- Trump told reporters it was necessary to continue enforcing the policy or else the country would be “overrun by crime.” Yet studies show unauthorized immigration is actually associated with significant reductions in nonviolent crime and states with more undocumented immigrants have slightly less violent crime than other states. [Vox / Matthew Yglesias]
Canada legalizes recreational marijuana
- Canada has passed a bill to legalize the use of recreational marijuana. If all goes according to plan, Canadians will be able to buy, sell, and use marijuana by October 17. [BBC]
- Canada is only the second country in the world to formally legalize the drug. Uruguay was the first. [Guardian / Ashifa Kassam]
- The goal of legalization wasn’t to satisfy marijuana users across the country. Rather, Prime Minister Justin Trudeau’s campaign goal was to regulate the drug in order to stop underage smoking and end related crime issues. [CNN / Bani Sapra]
- Canada is technically violating international law. It signed a series of treaties — as did the US — from the 1960s to ‘80s that ban legalizing marijuana. [Vox / German Lopez]
- Doug Ford and his Progressive Conservatives party take office in Ontario next week. This could potentially throw a wrench into Ontario’s plan to open 40 cannabis stores by the end of 2018. [CBC / Mike Crawley]
- Two years ago, eight people died in the largest mass murder in Ohio’s history. No one knows who killed them, or why. [The Outline / Jeff Winkler]
- Japanese and Senegalese fans picked up all their trash following their World Cup matches in Russia. Meanwhile, Americans try for a “Kobe” basket, miss the shot, and leave the trash on the floor next to the garbage can. Chalk that up to cultural differences. [SB Nation / James Dator]
- One’s ego is likely to grow after participating in activities such as yoga and meditation. It’s easy to come to that conclusion without the help of a study, but thanks for the confirmation. [Quartz / Olivia Goldhill]
- By 2035, thousands of homes across California will be affected by rising sea levels. [Scientific American / Anne C. Mulkern]
- Cher and Meryl Streep once joined forces to save a woman from being sexually assaulted on the street. [YouTube / The Late Late Show]
“A social network’s profitable transactions involve everyone but the users. … If eBay is a machine for finding the right price for a pair of shoes, Facebook — behind the veneer of enabling human connection — is a machine for discovering the right price for a pair of eyeballs. Your eyeballs.” [John Herrman on what social networks can learn from the OG, eBay / New York Times Magazine]
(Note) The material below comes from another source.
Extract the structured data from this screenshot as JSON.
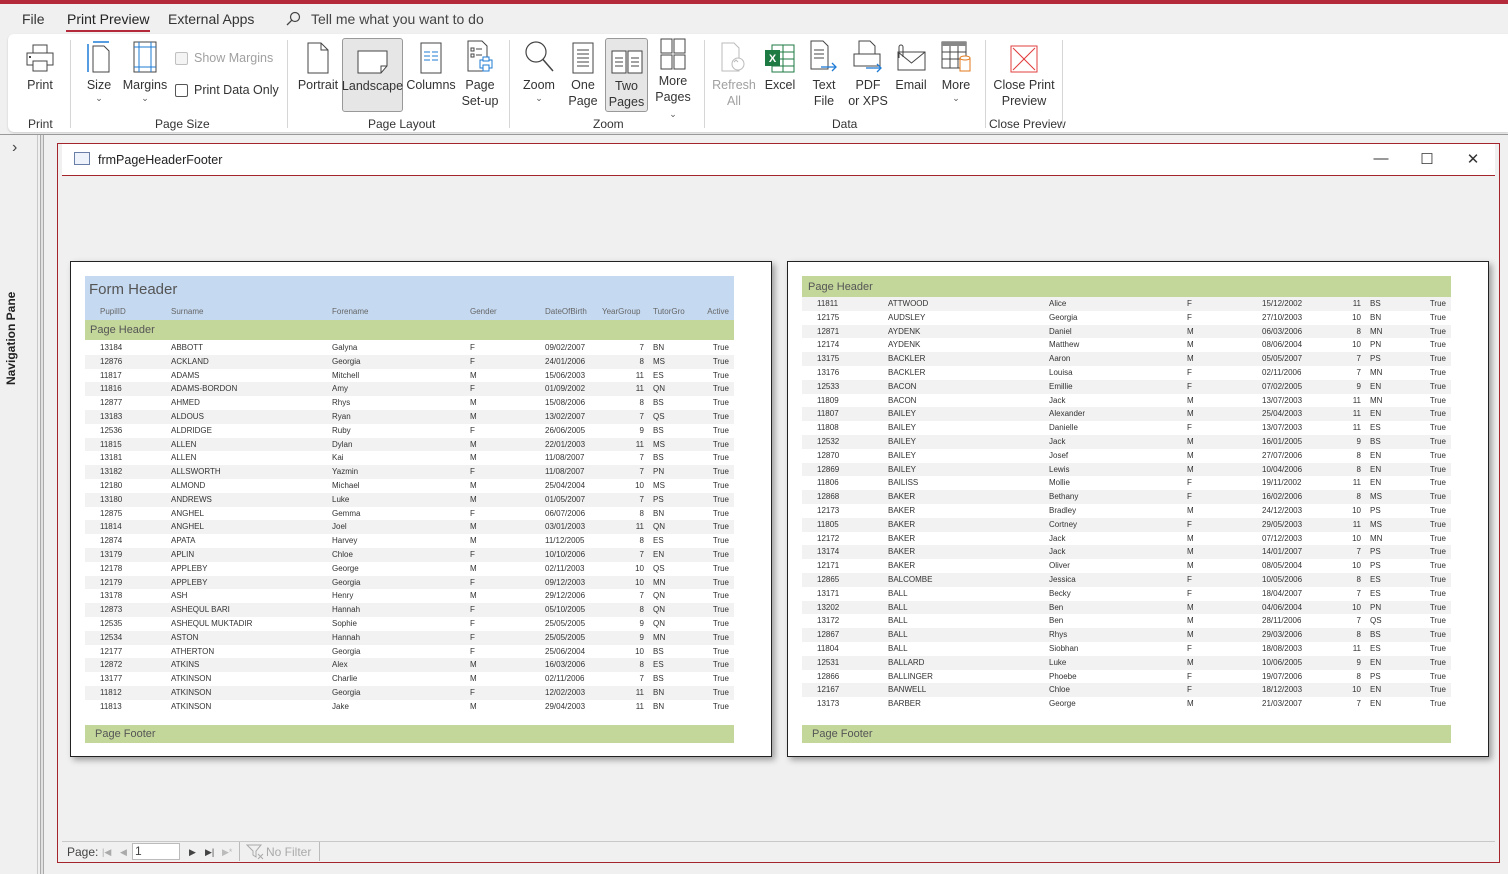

Watch this: The stock market, explained
Does the stock market accurately reflect the status of the economy? Finance specialists discuss market history, valuation, and CEO incentives in the latest episode of Explained on Netflix. [Netflix]